By the time I turned nine, I could reach the clothesline. Hanging wet blouses, heavy jeans, and the families underwear (except Mom’s, who hung them in the shower during the night) was no longer a desire but a chore.

At that point, my daydreams switched to Mom buying a clothes dryer.

 

 

Parenting

A Daughter’s Birth Day

pexels-photo-302561.jpeg

Today, I’m reflecting on my daughters original birth day many years ago.

I came across the writing prompt “I remember…” and the memories came.

I remember focusing on the circle of light in the ceiling of the hospital room until finally, I felt a deep pressure and a tug.

I remember my baby in the arms of a nurse, a blur as she left my sight.
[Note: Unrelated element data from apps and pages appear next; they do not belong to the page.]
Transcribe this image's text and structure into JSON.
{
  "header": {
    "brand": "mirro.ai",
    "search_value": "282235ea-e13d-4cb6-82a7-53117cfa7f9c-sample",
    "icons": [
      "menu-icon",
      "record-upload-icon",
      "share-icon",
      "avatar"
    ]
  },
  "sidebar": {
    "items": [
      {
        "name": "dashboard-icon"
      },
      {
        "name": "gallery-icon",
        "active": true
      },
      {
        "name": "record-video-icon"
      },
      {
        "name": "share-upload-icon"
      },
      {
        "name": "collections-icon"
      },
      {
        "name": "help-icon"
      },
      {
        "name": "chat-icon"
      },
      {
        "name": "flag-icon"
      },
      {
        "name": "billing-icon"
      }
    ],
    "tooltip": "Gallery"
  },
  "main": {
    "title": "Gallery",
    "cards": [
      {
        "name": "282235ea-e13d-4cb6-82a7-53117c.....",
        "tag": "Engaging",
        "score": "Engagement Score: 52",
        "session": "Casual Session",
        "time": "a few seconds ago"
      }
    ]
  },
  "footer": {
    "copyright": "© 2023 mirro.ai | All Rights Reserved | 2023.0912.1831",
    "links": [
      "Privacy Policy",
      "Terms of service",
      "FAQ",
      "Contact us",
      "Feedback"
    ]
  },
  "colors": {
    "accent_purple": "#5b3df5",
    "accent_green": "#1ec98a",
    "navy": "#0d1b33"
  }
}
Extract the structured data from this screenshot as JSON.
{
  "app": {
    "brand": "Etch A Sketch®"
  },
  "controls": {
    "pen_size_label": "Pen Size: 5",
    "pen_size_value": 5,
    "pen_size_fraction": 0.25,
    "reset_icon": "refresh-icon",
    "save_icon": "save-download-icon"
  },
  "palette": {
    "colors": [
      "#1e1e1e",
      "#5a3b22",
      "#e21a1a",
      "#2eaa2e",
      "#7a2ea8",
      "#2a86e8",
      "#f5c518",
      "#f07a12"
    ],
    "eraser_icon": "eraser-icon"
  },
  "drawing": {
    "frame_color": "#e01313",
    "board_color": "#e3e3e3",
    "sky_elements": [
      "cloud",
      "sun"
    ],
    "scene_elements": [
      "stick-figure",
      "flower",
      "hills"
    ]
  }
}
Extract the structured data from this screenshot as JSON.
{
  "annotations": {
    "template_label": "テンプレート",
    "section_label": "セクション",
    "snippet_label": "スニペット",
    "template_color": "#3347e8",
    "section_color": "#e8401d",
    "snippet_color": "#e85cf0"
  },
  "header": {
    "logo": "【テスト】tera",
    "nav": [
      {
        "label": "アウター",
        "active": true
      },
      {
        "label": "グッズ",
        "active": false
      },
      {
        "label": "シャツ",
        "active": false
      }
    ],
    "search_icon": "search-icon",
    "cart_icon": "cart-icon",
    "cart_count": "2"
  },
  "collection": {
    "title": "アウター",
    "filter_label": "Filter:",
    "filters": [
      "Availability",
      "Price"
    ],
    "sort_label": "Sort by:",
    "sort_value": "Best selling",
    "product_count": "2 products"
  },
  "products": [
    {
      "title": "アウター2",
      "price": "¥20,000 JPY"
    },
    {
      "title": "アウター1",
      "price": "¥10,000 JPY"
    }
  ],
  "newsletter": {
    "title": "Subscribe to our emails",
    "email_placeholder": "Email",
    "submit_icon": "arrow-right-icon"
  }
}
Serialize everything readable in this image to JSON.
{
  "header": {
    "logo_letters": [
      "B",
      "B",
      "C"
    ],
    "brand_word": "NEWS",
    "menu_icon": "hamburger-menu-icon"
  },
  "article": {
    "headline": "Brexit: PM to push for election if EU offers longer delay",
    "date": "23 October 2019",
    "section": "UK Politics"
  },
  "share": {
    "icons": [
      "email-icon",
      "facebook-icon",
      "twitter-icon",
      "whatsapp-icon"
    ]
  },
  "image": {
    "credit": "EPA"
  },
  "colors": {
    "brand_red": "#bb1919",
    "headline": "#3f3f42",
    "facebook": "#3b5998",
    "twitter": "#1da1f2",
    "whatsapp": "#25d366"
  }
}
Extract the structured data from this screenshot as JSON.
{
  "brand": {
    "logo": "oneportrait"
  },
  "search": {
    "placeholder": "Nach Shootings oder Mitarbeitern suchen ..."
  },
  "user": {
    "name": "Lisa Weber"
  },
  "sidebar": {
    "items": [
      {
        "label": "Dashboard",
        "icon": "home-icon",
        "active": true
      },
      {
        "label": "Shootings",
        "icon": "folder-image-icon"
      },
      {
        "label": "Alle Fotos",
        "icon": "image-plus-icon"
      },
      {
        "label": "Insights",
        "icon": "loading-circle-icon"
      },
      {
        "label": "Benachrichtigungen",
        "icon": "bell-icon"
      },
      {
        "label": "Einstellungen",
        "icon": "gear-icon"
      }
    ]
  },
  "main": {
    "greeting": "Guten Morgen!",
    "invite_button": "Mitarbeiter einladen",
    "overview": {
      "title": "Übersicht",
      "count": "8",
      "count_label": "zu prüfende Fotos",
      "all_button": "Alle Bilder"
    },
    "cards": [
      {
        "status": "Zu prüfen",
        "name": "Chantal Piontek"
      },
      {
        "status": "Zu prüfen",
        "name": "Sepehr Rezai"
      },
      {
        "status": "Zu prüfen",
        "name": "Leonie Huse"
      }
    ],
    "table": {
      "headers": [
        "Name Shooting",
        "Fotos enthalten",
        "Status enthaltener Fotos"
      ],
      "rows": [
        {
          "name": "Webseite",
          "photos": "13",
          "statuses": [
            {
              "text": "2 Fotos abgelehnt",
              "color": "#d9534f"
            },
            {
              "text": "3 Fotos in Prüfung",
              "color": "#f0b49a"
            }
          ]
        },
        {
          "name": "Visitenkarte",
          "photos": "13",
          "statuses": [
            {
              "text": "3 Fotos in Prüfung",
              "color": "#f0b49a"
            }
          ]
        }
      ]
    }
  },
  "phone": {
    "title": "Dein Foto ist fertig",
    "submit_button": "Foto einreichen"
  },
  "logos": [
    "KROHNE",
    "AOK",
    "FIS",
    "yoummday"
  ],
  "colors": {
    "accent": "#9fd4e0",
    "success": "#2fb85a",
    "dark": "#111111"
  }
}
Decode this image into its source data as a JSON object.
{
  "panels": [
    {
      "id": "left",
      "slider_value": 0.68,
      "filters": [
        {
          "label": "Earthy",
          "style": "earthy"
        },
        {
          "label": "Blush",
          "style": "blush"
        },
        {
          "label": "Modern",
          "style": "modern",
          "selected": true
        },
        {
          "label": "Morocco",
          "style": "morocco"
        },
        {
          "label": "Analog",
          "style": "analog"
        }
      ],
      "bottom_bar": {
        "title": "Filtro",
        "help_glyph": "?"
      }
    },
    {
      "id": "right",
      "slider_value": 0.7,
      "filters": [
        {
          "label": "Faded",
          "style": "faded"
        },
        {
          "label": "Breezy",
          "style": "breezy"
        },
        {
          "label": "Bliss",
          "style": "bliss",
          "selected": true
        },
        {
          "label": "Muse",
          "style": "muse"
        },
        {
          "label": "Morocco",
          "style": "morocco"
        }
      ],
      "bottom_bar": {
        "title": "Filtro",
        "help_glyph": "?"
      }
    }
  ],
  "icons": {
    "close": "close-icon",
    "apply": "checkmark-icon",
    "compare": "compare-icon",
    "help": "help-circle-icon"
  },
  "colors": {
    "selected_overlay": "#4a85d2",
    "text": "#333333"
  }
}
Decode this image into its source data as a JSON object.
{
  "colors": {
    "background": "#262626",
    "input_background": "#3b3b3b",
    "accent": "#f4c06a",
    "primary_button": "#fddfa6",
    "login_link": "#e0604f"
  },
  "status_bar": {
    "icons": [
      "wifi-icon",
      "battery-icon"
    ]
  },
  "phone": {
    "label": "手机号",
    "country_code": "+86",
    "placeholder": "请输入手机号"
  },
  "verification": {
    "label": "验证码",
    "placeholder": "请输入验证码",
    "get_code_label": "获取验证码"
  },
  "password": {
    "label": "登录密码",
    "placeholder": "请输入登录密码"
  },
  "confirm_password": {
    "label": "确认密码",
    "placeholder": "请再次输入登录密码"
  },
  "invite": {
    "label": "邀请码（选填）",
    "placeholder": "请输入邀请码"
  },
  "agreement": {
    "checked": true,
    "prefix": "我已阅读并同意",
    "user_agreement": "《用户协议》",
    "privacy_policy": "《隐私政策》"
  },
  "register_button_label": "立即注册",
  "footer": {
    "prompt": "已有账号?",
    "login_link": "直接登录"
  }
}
An exhausted breath exhaled from my entire body, replaced by my tired smile.

I remember the gasps from my doctor. Seconds later another gasp from someone behind me.

I remember freezing in time.

“Oh my,” the doctor said and broke into laughter. A female voice giggled.

“What, what?!”

And then a chorus of “oohs” and “awws.”

Lowered into my arms was a healthy looking infant, rosy-cheeked, with a halo of just washed inky black hair standing on end. I couldn’t help tearing up and laughing at the same time.

Large eyes blinked, pink bow lips puckered.

I remember the moist baby scent of warmth; murmuring the words what a marvelous miracle.

baby girl with great grandparents
Daughter, four months old, with great-grandparents. Her hair is dampened down. http://www.alvaradofrazier.com

For months her full head of hair wowwed whoever saw her. They asked if they could touch her soft mane, fanned around her head like a fuzzy mohair hat.

Twenty-nine years later, my daughter’s hair is waist length, thick and beautiful. Today’s its emerald green.